- About this task
All lines containing the string "JSON" must be copied from the entries.
[[ Excerpted records, beginning ]]
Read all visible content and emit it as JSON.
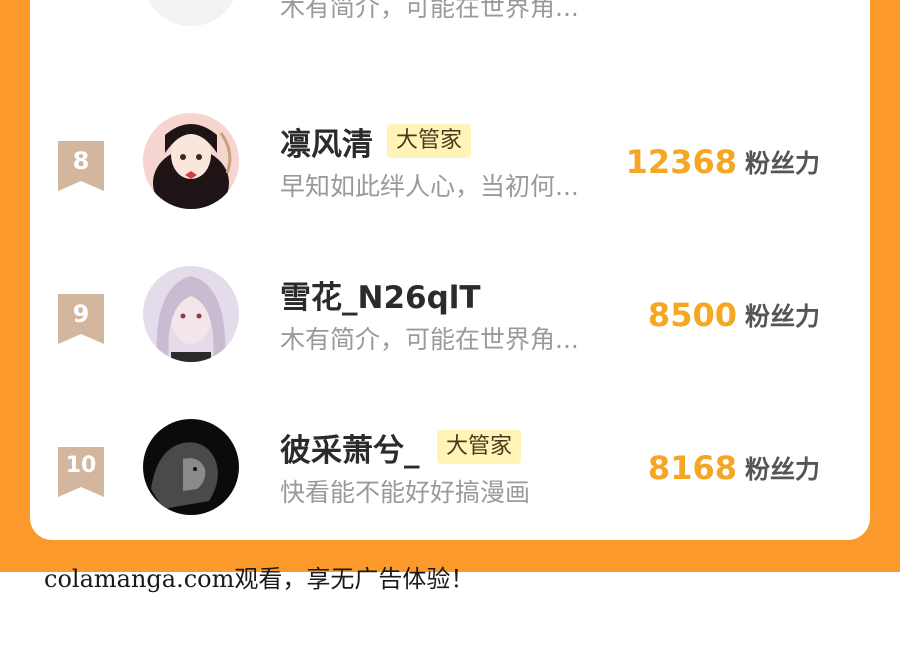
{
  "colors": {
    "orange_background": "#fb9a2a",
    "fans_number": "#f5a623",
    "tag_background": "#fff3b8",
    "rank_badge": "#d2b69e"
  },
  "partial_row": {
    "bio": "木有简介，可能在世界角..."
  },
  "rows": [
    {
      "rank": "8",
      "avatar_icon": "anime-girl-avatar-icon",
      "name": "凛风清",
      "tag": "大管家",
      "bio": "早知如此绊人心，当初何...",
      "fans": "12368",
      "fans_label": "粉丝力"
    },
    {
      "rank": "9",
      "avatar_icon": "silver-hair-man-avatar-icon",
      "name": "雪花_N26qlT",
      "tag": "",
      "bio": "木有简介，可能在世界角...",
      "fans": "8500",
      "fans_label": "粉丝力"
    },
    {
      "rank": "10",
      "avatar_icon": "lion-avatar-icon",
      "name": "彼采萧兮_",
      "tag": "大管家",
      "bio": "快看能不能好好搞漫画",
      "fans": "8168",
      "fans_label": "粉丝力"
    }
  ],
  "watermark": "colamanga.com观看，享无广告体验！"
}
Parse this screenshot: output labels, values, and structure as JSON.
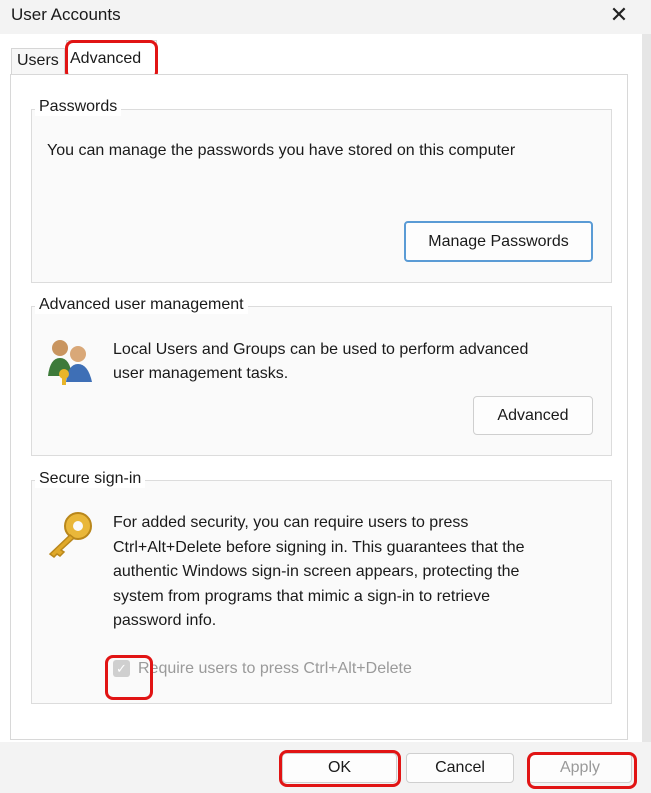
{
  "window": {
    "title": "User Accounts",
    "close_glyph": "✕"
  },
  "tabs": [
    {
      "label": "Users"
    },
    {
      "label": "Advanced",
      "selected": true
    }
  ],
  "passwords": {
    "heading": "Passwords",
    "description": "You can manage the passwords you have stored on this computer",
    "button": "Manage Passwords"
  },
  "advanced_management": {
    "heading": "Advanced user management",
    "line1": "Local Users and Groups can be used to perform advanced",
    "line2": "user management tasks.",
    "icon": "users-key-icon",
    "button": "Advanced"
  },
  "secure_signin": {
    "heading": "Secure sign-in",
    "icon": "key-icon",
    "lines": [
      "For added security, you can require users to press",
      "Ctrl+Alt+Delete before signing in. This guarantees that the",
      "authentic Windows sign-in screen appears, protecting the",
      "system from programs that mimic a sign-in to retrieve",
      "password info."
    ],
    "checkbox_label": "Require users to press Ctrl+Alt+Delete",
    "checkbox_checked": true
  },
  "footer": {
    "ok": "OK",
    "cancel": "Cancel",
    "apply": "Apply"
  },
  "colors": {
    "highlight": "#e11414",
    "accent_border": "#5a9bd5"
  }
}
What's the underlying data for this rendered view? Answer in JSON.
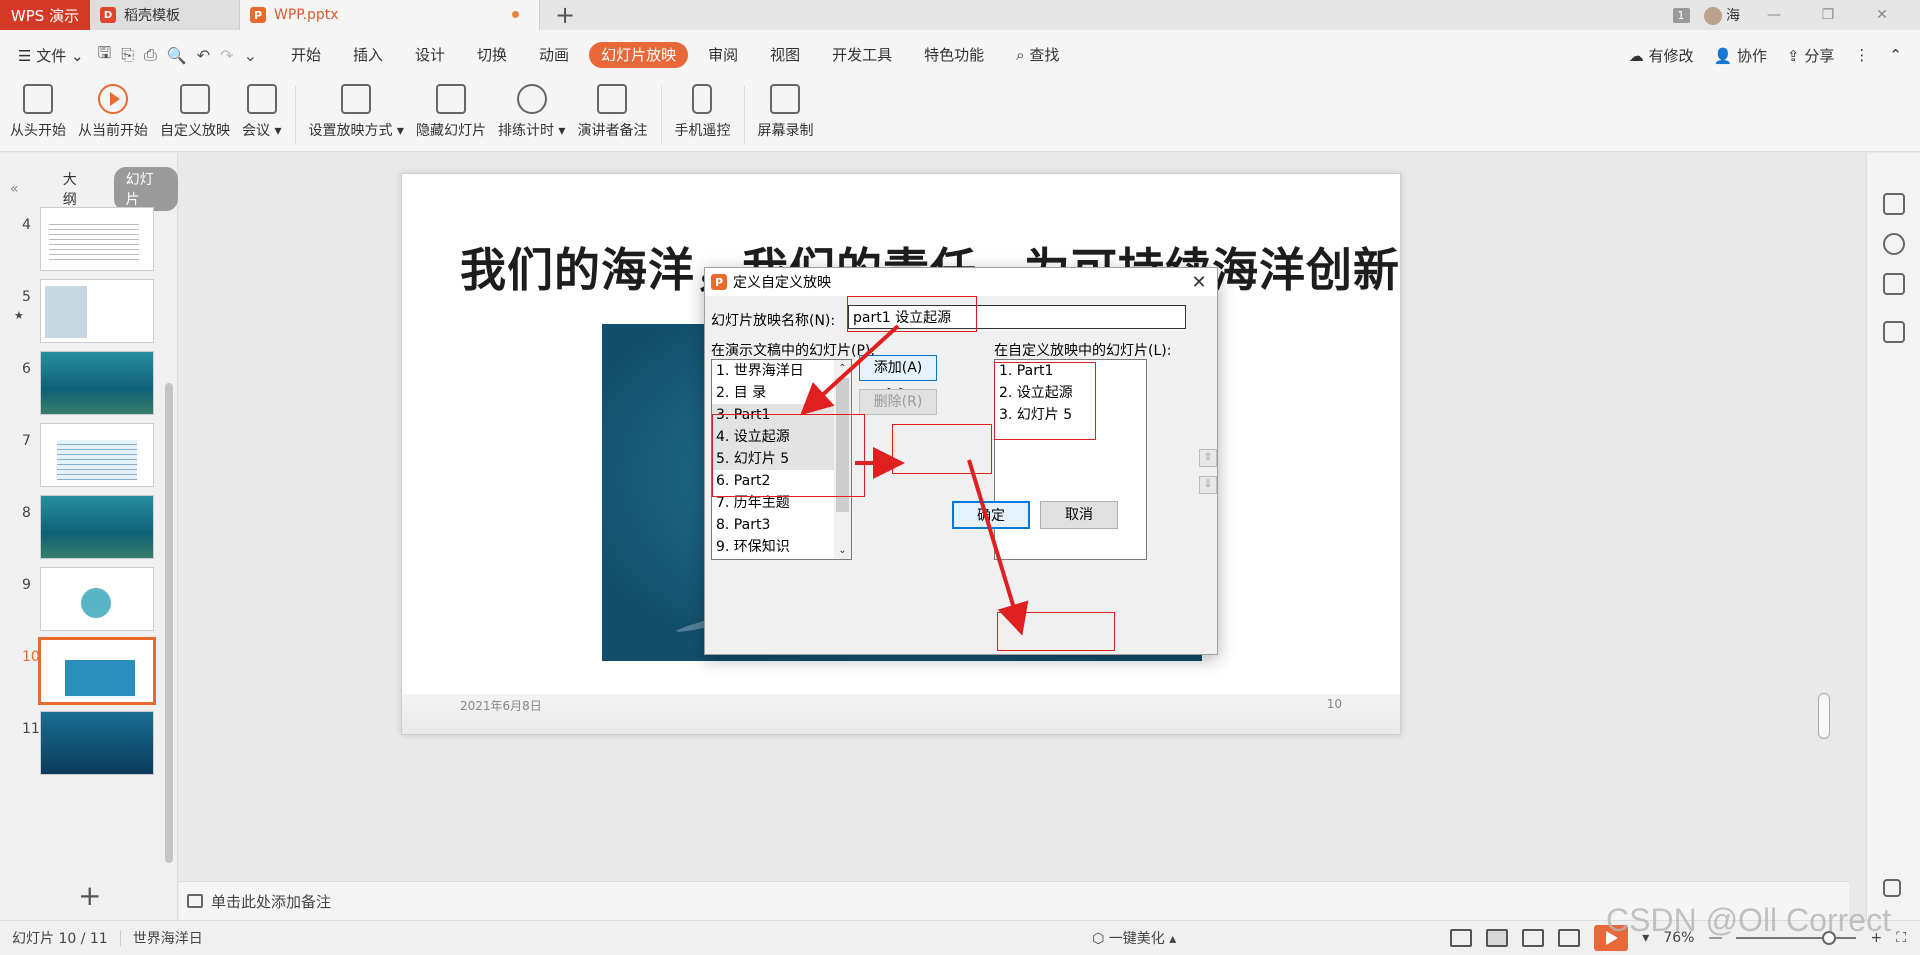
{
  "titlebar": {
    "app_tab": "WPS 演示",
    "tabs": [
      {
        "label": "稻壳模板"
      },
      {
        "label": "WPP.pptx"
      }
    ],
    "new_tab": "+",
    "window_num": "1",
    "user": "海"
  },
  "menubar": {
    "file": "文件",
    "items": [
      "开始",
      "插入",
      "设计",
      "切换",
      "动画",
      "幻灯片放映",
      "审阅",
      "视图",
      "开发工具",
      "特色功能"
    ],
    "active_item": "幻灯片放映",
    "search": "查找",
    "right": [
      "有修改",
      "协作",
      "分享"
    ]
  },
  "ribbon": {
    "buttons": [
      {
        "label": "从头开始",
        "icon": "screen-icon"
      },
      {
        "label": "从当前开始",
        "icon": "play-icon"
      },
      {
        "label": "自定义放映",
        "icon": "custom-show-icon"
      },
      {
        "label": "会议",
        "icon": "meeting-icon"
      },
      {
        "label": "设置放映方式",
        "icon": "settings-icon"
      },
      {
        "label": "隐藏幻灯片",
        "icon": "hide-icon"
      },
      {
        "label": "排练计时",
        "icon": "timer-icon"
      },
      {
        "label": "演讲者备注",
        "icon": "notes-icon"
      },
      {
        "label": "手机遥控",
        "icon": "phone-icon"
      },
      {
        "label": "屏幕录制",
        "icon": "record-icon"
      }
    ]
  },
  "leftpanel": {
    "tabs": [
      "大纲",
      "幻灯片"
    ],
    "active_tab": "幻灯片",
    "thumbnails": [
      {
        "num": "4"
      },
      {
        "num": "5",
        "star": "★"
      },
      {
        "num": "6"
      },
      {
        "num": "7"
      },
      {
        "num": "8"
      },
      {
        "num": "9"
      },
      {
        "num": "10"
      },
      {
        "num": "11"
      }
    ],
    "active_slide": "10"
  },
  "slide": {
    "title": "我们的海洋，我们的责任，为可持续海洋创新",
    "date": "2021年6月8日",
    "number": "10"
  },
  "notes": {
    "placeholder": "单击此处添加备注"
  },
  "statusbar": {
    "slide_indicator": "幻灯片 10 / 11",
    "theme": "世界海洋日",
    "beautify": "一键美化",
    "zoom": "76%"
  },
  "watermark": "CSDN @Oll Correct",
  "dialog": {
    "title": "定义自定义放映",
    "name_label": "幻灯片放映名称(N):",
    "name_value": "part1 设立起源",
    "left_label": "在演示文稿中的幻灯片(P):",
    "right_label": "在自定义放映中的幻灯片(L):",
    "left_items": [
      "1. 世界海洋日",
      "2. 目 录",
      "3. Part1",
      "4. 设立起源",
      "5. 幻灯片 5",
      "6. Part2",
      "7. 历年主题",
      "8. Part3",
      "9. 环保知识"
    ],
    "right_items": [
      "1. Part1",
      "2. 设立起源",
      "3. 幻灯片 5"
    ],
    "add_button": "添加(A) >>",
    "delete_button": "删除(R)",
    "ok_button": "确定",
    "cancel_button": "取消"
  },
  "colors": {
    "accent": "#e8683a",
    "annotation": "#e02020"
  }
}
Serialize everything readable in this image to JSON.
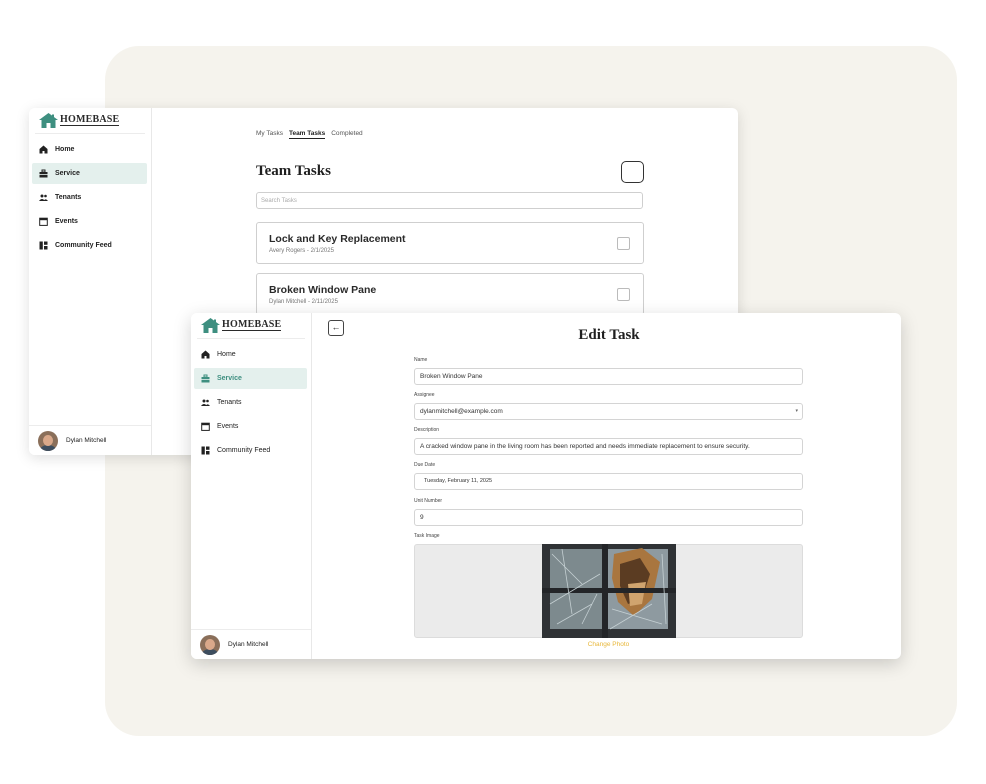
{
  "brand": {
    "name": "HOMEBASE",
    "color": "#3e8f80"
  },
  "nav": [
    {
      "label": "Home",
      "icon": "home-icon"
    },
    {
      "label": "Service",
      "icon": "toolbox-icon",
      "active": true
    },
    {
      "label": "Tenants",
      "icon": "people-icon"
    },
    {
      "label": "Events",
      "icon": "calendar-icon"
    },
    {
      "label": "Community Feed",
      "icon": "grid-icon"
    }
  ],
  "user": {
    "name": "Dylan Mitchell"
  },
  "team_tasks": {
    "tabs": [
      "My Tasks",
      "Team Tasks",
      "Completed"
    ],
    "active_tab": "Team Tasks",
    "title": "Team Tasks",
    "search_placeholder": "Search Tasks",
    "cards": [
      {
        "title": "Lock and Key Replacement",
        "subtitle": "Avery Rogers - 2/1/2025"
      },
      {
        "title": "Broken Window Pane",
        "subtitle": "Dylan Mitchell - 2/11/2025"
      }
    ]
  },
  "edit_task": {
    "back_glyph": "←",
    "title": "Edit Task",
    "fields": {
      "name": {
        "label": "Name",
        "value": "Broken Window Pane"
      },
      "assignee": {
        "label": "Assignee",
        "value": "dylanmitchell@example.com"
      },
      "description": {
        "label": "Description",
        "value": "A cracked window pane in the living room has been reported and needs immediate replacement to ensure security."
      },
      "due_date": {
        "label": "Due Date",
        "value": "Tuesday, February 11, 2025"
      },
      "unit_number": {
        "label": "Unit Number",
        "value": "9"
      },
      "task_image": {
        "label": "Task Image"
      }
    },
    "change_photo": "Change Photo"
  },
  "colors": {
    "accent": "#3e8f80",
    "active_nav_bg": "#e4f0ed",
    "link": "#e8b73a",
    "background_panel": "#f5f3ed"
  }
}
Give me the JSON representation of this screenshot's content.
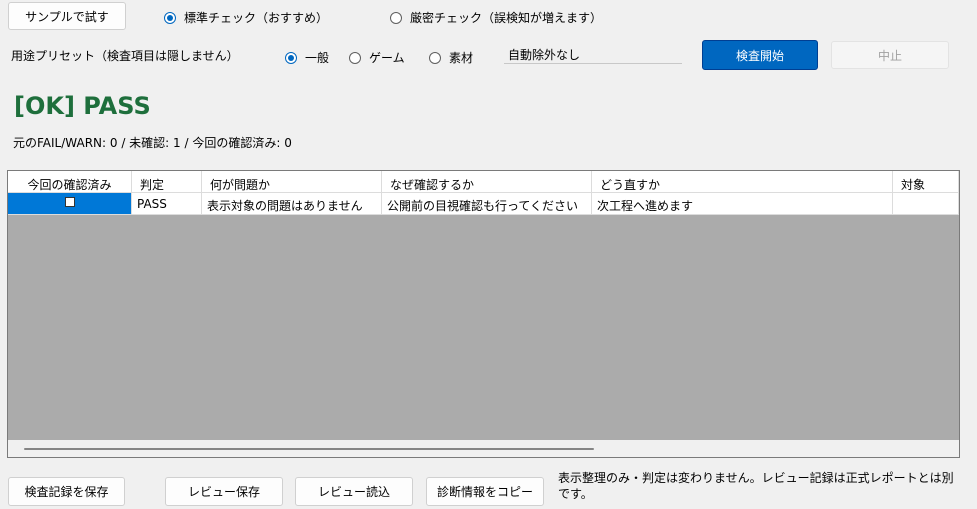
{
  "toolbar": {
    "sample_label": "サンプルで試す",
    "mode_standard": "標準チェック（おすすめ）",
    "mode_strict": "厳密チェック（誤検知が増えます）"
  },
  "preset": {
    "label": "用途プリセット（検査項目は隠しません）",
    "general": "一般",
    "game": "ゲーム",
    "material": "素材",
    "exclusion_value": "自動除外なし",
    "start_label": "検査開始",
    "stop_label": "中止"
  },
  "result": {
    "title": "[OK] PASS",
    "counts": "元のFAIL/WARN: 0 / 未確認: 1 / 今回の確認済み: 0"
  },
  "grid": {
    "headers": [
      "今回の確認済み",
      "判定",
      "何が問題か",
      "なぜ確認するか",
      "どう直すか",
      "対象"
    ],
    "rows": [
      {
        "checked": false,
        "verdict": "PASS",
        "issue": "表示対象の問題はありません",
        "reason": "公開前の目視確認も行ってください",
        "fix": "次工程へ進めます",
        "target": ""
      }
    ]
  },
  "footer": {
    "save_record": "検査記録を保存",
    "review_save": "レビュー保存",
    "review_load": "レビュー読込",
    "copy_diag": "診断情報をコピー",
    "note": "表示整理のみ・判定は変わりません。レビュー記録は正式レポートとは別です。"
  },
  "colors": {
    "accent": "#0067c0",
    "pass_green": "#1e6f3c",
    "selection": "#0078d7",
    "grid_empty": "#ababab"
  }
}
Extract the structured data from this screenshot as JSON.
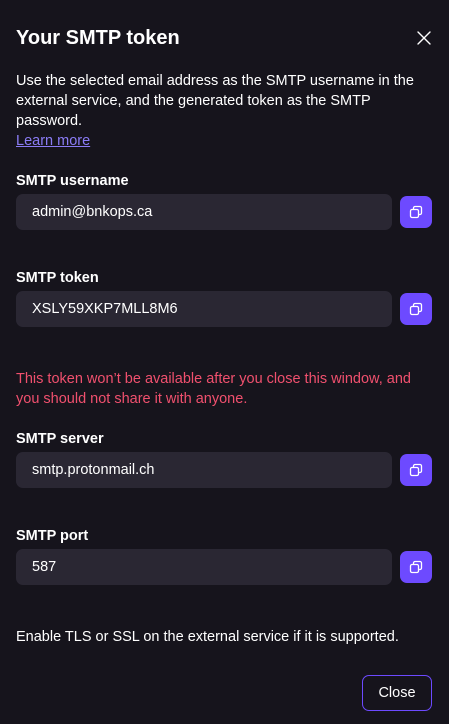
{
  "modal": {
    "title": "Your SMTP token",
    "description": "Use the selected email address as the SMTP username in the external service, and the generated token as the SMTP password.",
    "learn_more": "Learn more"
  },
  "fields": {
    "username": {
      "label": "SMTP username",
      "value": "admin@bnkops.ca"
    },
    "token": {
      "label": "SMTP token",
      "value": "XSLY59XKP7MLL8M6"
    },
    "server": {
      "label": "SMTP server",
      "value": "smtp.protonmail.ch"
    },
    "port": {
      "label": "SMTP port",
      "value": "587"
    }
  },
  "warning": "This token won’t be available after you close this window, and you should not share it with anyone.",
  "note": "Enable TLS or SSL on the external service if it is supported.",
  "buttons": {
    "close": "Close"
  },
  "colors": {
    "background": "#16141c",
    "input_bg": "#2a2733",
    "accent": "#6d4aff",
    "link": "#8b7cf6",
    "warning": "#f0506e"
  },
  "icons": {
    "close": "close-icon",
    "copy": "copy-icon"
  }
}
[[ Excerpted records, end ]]
- Task solution
Read all visible content and emit it as JSON.
Parse this screenshot: output labels, values, and structure as JSON.
What's the underlying data for this rendered view? Answer in JSON.
Serialize everything readable in this image to JSON.
Give me the JSON representation of this screenshot's content.
Extract the structured data from this screenshot as JSON.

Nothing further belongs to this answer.